Element data from apps and pages

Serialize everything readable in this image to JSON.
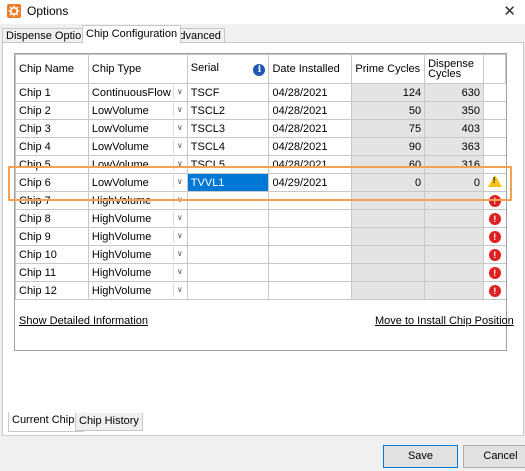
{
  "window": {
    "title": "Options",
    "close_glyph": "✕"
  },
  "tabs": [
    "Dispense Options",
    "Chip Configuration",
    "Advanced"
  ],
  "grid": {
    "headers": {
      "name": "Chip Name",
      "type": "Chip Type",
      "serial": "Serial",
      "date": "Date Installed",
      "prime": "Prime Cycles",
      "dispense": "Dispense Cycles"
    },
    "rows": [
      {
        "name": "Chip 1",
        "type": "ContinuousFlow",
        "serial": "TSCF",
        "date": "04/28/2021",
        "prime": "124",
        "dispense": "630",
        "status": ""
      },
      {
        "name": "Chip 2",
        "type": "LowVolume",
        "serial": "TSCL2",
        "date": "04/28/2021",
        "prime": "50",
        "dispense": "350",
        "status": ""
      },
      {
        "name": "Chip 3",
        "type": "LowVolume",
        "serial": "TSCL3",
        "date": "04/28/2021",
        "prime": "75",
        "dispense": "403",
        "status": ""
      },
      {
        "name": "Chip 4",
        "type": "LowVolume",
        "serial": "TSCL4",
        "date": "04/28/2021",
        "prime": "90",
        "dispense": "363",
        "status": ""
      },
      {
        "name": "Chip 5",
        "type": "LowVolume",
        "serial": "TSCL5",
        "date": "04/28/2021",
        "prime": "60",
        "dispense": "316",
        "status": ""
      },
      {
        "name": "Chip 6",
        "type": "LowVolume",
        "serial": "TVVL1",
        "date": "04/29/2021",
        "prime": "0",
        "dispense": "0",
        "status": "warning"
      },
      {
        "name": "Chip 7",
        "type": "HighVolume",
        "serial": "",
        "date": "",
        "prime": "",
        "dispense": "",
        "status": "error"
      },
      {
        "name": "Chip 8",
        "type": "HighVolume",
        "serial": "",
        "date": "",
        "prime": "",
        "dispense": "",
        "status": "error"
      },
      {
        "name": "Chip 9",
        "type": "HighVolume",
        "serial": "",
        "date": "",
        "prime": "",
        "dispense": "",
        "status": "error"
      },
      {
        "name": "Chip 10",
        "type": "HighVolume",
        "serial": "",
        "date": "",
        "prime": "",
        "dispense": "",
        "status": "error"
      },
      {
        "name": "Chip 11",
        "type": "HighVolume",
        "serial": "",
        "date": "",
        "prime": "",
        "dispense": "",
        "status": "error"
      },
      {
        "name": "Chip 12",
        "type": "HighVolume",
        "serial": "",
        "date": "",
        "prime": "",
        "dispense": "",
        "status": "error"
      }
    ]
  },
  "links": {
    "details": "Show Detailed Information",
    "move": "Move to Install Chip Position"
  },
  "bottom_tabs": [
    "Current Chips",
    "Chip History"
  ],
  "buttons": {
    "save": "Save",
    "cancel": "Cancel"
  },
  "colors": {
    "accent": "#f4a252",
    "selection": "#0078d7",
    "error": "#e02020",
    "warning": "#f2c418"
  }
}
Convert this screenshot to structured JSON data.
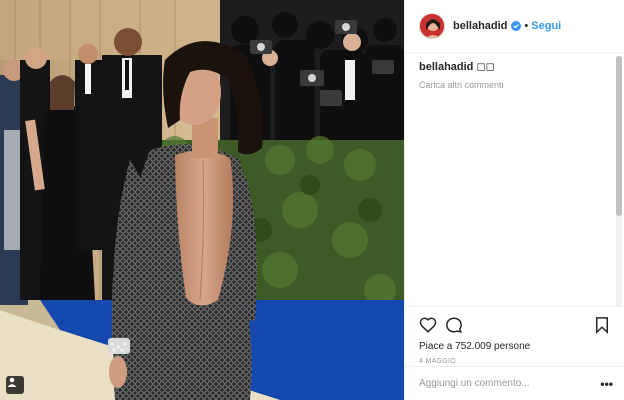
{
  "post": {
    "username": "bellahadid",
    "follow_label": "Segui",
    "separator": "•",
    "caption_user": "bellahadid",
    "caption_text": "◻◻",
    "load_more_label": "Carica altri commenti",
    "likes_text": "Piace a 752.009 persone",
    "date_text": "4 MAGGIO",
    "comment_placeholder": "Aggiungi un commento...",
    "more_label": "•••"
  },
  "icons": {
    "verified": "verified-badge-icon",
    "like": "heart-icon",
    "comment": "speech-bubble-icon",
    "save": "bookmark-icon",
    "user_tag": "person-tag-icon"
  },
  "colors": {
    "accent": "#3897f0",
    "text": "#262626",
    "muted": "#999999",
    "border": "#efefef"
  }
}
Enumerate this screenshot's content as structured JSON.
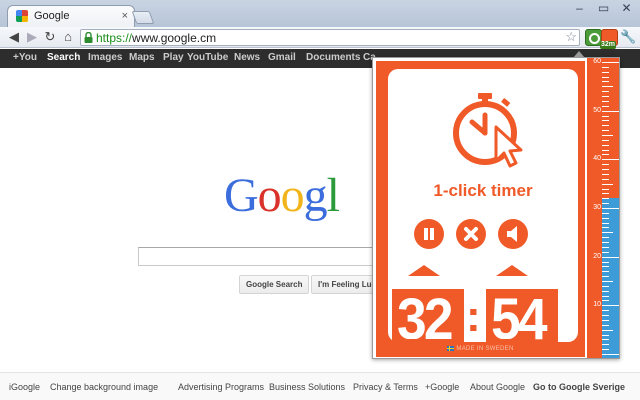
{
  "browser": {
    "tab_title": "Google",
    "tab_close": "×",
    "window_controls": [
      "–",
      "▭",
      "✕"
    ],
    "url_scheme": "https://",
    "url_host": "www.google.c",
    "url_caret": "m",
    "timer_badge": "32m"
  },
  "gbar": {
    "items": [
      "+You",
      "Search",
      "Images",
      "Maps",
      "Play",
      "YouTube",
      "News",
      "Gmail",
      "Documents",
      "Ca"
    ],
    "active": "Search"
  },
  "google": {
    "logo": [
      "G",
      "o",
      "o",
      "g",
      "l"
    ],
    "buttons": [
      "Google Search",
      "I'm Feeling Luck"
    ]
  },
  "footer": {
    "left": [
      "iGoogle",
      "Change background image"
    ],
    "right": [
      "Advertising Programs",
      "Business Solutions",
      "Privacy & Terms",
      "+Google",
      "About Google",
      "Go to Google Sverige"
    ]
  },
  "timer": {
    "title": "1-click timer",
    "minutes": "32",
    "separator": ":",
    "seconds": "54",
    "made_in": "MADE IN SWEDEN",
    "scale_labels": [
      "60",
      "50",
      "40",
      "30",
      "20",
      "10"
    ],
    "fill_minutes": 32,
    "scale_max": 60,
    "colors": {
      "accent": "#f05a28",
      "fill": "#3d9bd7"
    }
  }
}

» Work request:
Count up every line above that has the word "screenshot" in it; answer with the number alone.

» Task answer:
2